Ready to set sail? Cruising is a great holiday option for families. You can kick back and relax while ticking off multiple destinations and you only need to unpack once. Ships also have plenty of entertainment on board to keep all ages happy and entertained.
Did you know that in 2017 almost one in 18 Australians took a cruise? And that most Aussie cruisers come from NSW? These are some of the interesting stats about the state of the cruise industry according to Cruise Lines International Association (CLIA) Australasia.
Australians are increasingly choosing a cruise as their holiday of choice, especially in the South Pacific. Asia remained the most popular long-haul fly-cruise destination for Australian cruisers (accounting for 7.3 per cent of travellers), followed by the Mediterranean (4.6 per cent) and Alaska (2.8 per cent).
It sounds like a dream holiday – and it usually is – but sometimes things don’t go as planned.
Last year, the Department of Foreign Affairs and Trade managed more than 1700 cases where Australians were hospitalised while travelling overseas. The cost of medical treatment overseas can be very high – an intensive care bed in Noumea could cost over $5500 per day, while the costs of being medically evacuated could exceed $40,000. Without the right travel insurance policy, these bills can be crippling.
Simply by preparing before you set sail on the high seas, you can minimise any risks.
Thought on what to pack comes naturally to most travellers, but safety and security is often the last thing on their mind. If you make sure to do your groundwork before you plan to travel – such as researching the places you will be visiting and ensuring you have appropriate, comprehensive travel and medical insurance booked – your holiday will be smooth sailing from here on in.

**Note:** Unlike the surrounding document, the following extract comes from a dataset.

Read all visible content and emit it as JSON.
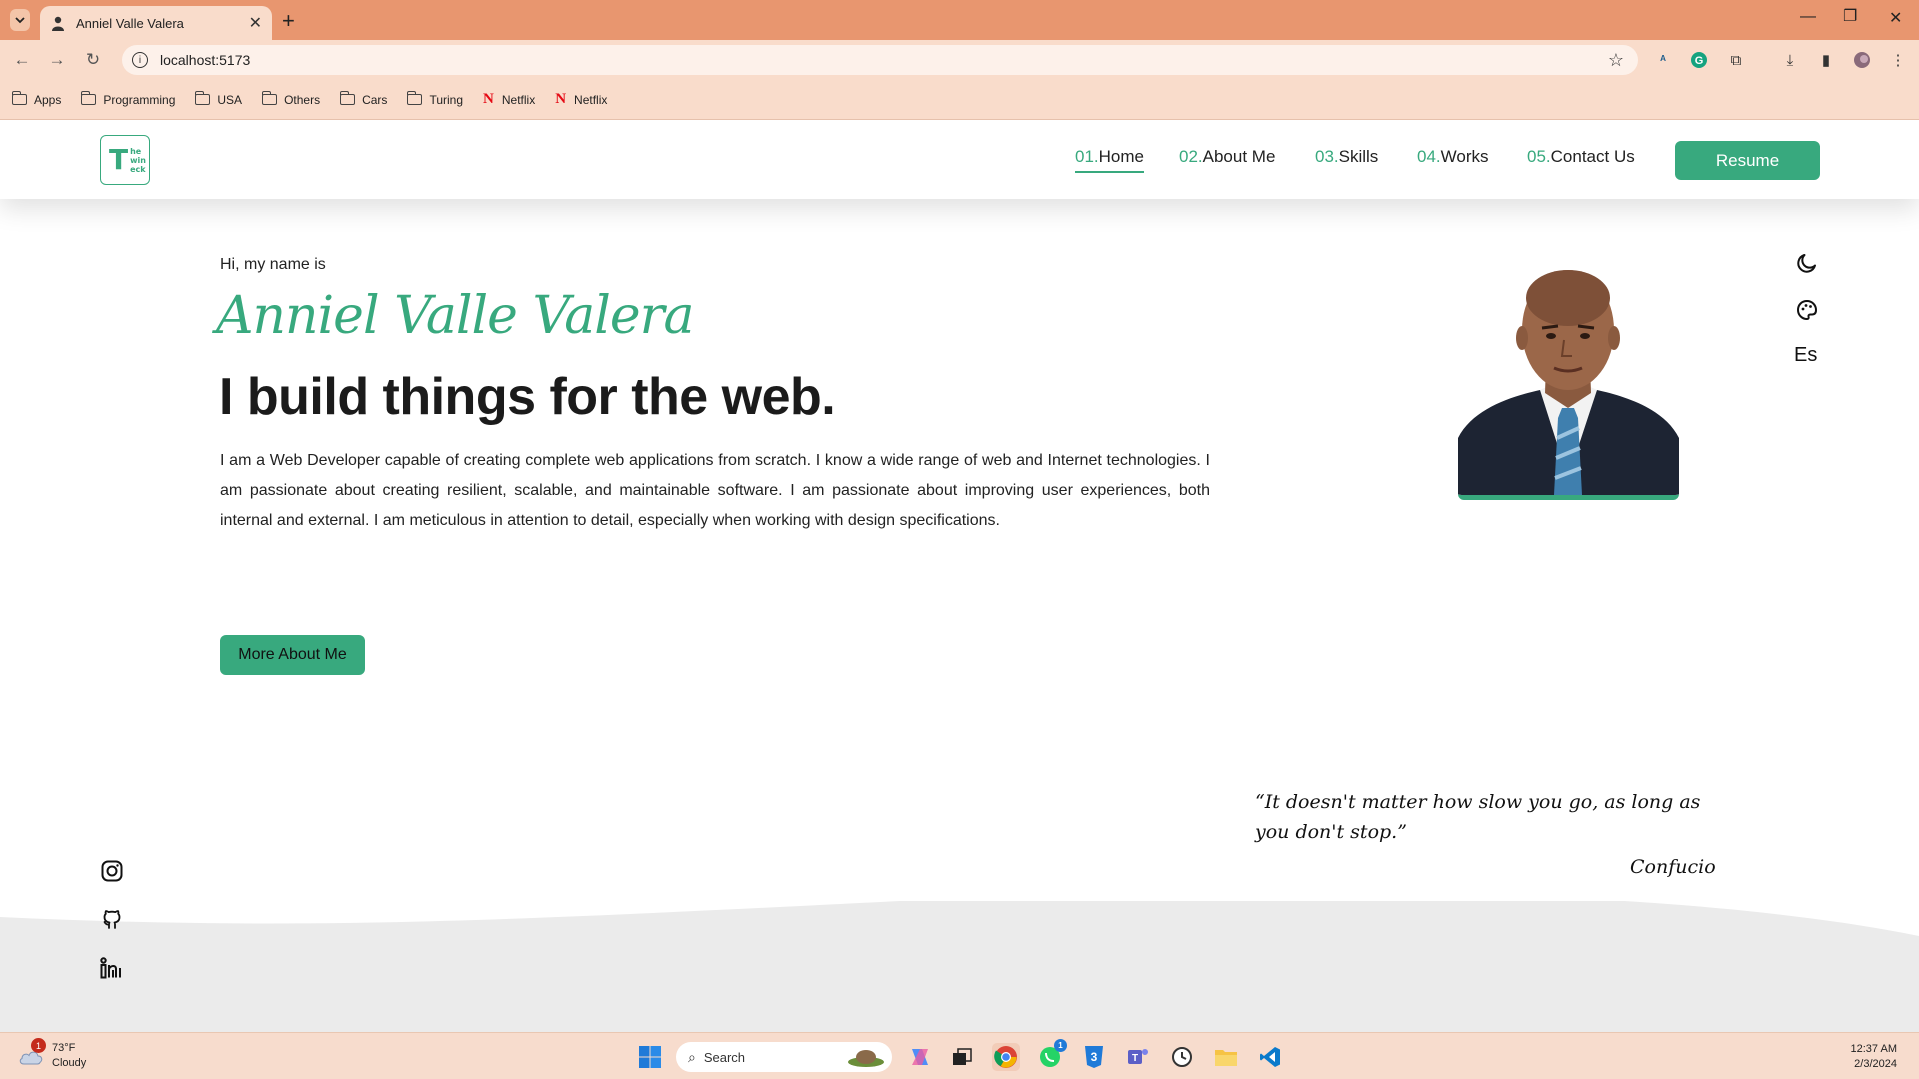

Smartraveller is a free service by the Australian Government to help Australians avoid difficulties overseas.
Travellers can access travel advisories to more than 170 destinations and useful tips on general travel safety and travel insurance. The advisories cover security and threats, safety, health, local laws, or natural disasters for each destination. They also list areas that are clearly not safe for travel.
Here, are some of our tips to get you safely travelling.

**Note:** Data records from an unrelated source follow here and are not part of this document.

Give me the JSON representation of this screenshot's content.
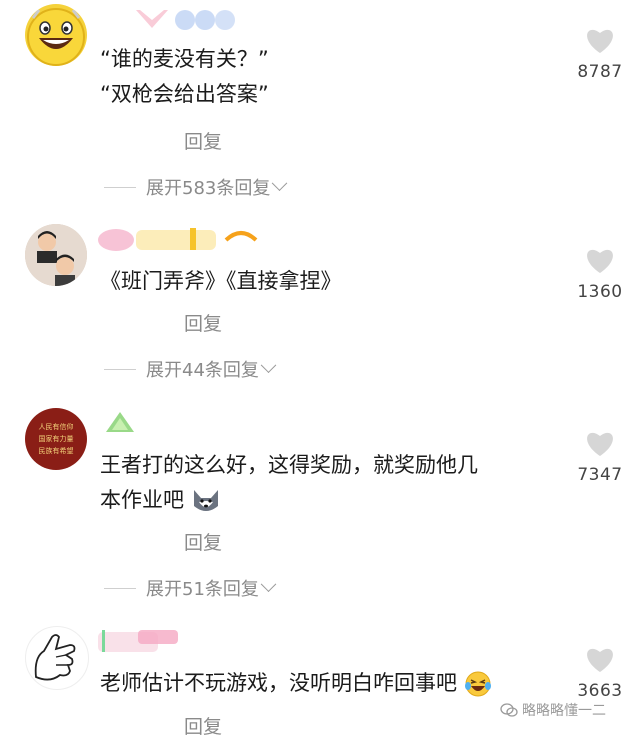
{
  "comments": [
    {
      "text_lines": [
        "“谁的麦没有关？”",
        "“双枪会给出答案”"
      ],
      "reply_label": "回复",
      "expand_label": "展开583条回复",
      "likes": "8787"
    },
    {
      "text_lines": [
        "《班门弄斧》《直接拿捏》"
      ],
      "reply_label": "回复",
      "expand_label": "展开44条回复",
      "likes": "1360"
    },
    {
      "text_lines": [
        "王者打的这么好，这得奖励，就奖励他几",
        "本作业吧"
      ],
      "reply_label": "回复",
      "expand_label": "展开51条回复",
      "likes": "7347",
      "avatar_text": [
        "人民有信仰",
        "国家有力量",
        "民族有希望"
      ]
    },
    {
      "text_lines": [
        "老师估计不玩游戏，没听明白咋回事吧"
      ],
      "reply_label": "回复",
      "likes": "3663"
    }
  ],
  "watermark": "略略略懂一二",
  "colors": {
    "secondary_text": "#8a8a8a",
    "like_icon": "#d6d6d6"
  }
}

Before you set sail
Plan and prepare well before your departure date so that you really can enjoy your time on board without any hassles.
Check that your passport is valid for at least six months from the date you plan to return to Australia. You need a passport to enter a foreign country’s waters, regardless of whether you plan to disembark in that country. You may also need to arrange visas for shore excursions, so check with your travel agent well in advance of your cruise holiday.
Research your destination and grow your understanding of local culture and customs before you get on the ship. The law of each country is the law, and this also applies at sea.
Book travel insurance before you sail. It’s an essential part of any holiday, otherwise travellers are personally liable for any medical and associated costs they incur overseas. Do your research and book a policy that is right for the whole family. Ensure it includes suitable coverage for accidental injury, hospitalisation while overseas, and medical evacuation at sea.
Check that your policy covers you and the whole family on board, as well as during onshore activities and excursions. If you can’t afford travel insurance, you can’t afford to travel.
Travel health planning should ideally start at least six weeks before departure, but it’s never too late to seek good advice.
Make sure you know the Medicare rules and get the right insurance. Cruise passengers are only eligible for Medicare benefits if travelling between Australian ports and, if provided by a doctor registered in Australia, under Medicare.
When booking a cruise, contact the cruise operator to find out whether an appropriately registered doctor will be available on board.
Subscribe to smarttraveller.com.au for the latest travel advice and practical health information.
Did you know that it’s illegal to take Pharmaceutical Benefits Scheme (PBS) medication out of Australia, unless it’s for personal use? If you need to take PBS medication with you:
Check with the embassy, consulate, or high commission of the countries you plan to visit to make sure your medication is legal there.
Carry a doctor’s letter detailing what the medication is, how much you’ll be taking and stating it’s for your personal use or the personal use of someone with you (for example, a child). Don’t forget to include your doctor’s contact details so that information can be verified if needed.
Leave the medication in its original packaging so it can be easily identified.
Carry the medication and doctor’s letter together.